╭──

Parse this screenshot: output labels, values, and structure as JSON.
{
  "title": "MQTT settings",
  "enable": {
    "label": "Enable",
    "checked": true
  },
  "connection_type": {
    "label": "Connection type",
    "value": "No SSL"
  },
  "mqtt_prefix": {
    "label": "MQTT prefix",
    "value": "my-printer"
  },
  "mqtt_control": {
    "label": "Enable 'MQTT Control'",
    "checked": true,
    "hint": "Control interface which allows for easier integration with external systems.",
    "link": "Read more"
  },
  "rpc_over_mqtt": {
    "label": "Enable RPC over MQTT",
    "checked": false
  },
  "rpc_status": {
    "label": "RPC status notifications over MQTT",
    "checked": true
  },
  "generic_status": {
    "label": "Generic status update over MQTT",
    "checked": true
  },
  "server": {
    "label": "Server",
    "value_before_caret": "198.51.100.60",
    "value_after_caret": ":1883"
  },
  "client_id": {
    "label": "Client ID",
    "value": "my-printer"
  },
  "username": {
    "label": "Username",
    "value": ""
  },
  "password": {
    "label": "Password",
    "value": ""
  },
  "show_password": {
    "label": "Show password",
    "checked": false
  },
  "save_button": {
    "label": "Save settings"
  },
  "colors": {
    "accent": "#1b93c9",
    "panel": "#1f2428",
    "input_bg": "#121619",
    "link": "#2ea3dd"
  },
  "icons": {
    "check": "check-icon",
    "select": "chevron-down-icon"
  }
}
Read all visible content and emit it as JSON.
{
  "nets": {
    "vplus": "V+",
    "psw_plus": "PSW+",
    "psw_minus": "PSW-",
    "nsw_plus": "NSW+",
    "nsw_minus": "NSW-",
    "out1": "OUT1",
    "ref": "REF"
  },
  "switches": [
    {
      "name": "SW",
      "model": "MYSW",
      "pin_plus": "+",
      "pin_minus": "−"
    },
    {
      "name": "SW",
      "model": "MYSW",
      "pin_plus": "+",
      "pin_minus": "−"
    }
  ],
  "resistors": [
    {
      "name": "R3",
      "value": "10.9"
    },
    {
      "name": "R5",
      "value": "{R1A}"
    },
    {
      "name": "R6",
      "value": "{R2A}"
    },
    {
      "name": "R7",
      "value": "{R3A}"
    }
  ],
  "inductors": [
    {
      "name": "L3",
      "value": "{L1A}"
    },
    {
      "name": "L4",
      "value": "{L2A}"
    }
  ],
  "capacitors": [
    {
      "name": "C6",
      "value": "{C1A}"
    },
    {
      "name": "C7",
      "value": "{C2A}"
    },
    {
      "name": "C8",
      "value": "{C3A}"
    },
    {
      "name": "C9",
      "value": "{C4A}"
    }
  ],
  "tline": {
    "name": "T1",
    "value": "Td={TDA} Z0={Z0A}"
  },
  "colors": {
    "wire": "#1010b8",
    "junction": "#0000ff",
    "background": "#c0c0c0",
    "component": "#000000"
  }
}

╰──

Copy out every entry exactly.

Exercise response:
Parse this screenshot: output labels, values, and structure as JSON.
{
  "title": "MQTT settings",
  "enable": {
    "label": "Enable",
    "checked": true
  },
  "connection_type": {
    "label": "Connection type",
    "value": "No SSL"
  },
  "mqtt_prefix": {
    "label": "MQTT prefix",
    "value": "my-printer"
  },
  "mqtt_control": {
    "label": "Enable 'MQTT Control'",
    "checked": true,
    "hint": "Control interface which allows for easier integration with external systems.",
    "link": "Read more"
  },
  "rpc_over_mqtt": {
    "label": "Enable RPC over MQTT",
    "checked": false
  },
  "rpc_status": {
    "label": "RPC status notifications over MQTT",
    "checked": true
  },
  "generic_status": {
    "label": "Generic status update over MQTT",
    "checked": true
  },
  "server": {
    "label": "Server",
    "value_before_caret": "198.51.100.60",
    "value_after_caret": ":1883"
  },
  "client_id": {
    "label": "Client ID",
    "value": "my-printer"
  },
  "username": {
    "label": "Username",
    "value": ""
  },
  "password": {
    "label": "Password",
    "value": ""
  },
  "show_password": {
    "label": "Show password",
    "checked": false
  },
  "save_button": {
    "label": "Save settings"
  },
  "colors": {
    "accent": "#1b93c9",
    "panel": "#1f2428",
    "input_bg": "#121619",
    "link": "#2ea3dd"
  },
  "icons": {
    "check": "check-icon",
    "select": "chevron-down-icon"
  }
}
Read all visible content and emit it as JSON.
{
  "nets": {
    "vplus": "V+",
    "psw_plus": "PSW+",
    "psw_minus": "PSW-",
    "nsw_plus": "NSW+",
    "nsw_minus": "NSW-",
    "out1": "OUT1",
    "ref": "REF"
  },
  "switches": [
    {
      "name": "SW",
      "model": "MYSW",
      "pin_plus": "+",
      "pin_minus": "−"
    },
    {
      "name": "SW",
      "model": "MYSW",
      "pin_plus": "+",
      "pin_minus": "−"
    }
  ],
  "resistors": [
    {
      "name": "R3",
      "value": "10.9"
    },
    {
      "name": "R5",
      "value": "{R1A}"
    },
    {
      "name": "R6",
      "value": "{R2A}"
    },
    {
      "name": "R7",
      "value": "{R3A}"
    }
  ],
  "inductors": [
    {
      "name": "L3",
      "value": "{L1A}"
    },
    {
      "name": "L4",
      "value": "{L2A}"
    }
  ],
  "capacitors": [
    {
      "name": "C6",
      "value": "{C1A}"
    },
    {
      "name": "C7",
      "value": "{C2A}"
    },
    {
      "name": "C8",
      "value": "{C3A}"
    },
    {
      "name": "C9",
      "value": "{C4A}"
    }
  ],
  "tline": {
    "name": "T1",
    "value": "Td={TDA} Z0={Z0A}"
  },
  "colors": {
    "wire": "#1010b8",
    "junction": "#0000ff",
    "background": "#c0c0c0",
    "component": "#000000"
  }
}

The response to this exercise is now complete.